Element data from apps and pages
+ + + + + + +

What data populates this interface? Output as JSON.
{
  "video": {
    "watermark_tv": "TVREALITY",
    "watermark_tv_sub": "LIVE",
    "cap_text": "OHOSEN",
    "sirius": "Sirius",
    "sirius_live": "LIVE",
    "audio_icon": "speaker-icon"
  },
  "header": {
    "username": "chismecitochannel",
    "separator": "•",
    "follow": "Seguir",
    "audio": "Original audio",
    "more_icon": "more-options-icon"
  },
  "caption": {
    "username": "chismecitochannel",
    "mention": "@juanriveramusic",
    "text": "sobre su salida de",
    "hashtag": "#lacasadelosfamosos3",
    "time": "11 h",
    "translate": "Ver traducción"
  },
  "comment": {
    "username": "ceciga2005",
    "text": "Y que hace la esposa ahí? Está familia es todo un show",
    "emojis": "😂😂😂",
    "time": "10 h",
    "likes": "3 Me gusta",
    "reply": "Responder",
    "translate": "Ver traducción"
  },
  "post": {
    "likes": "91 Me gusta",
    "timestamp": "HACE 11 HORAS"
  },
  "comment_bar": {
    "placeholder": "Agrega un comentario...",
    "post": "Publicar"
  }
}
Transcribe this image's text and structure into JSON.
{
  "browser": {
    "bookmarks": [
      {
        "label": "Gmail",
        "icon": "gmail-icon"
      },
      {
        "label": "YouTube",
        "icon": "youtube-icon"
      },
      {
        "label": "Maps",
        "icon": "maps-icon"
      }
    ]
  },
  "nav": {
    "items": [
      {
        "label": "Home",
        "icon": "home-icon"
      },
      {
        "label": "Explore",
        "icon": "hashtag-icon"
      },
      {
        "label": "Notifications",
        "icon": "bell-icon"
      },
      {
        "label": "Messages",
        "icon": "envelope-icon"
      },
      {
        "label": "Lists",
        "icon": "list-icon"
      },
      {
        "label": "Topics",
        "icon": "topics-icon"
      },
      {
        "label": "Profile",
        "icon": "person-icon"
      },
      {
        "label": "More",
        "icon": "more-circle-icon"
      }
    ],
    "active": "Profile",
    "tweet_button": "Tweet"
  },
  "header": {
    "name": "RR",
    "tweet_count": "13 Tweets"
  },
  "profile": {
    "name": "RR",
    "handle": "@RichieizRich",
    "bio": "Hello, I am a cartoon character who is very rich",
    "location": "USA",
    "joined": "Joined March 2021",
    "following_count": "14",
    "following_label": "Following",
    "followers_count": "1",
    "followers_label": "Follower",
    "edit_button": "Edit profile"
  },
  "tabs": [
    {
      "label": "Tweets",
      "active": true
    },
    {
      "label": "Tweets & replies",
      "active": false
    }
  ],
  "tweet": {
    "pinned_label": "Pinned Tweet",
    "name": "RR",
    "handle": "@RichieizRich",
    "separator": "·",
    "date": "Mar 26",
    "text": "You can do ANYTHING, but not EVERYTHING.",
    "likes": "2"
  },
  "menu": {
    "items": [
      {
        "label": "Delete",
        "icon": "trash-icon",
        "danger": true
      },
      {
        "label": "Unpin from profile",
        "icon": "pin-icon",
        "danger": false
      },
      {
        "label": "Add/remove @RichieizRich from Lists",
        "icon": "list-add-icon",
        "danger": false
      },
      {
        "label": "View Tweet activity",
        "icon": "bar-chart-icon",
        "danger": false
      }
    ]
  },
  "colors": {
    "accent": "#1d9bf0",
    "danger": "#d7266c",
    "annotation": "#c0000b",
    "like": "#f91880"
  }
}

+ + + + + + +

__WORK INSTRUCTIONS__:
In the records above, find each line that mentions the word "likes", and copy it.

__ANSWER TO THE EXERCISE__:
    "likes": "3 Me gusta",
    "likes": "91 Me gusta",
    "likes": "2"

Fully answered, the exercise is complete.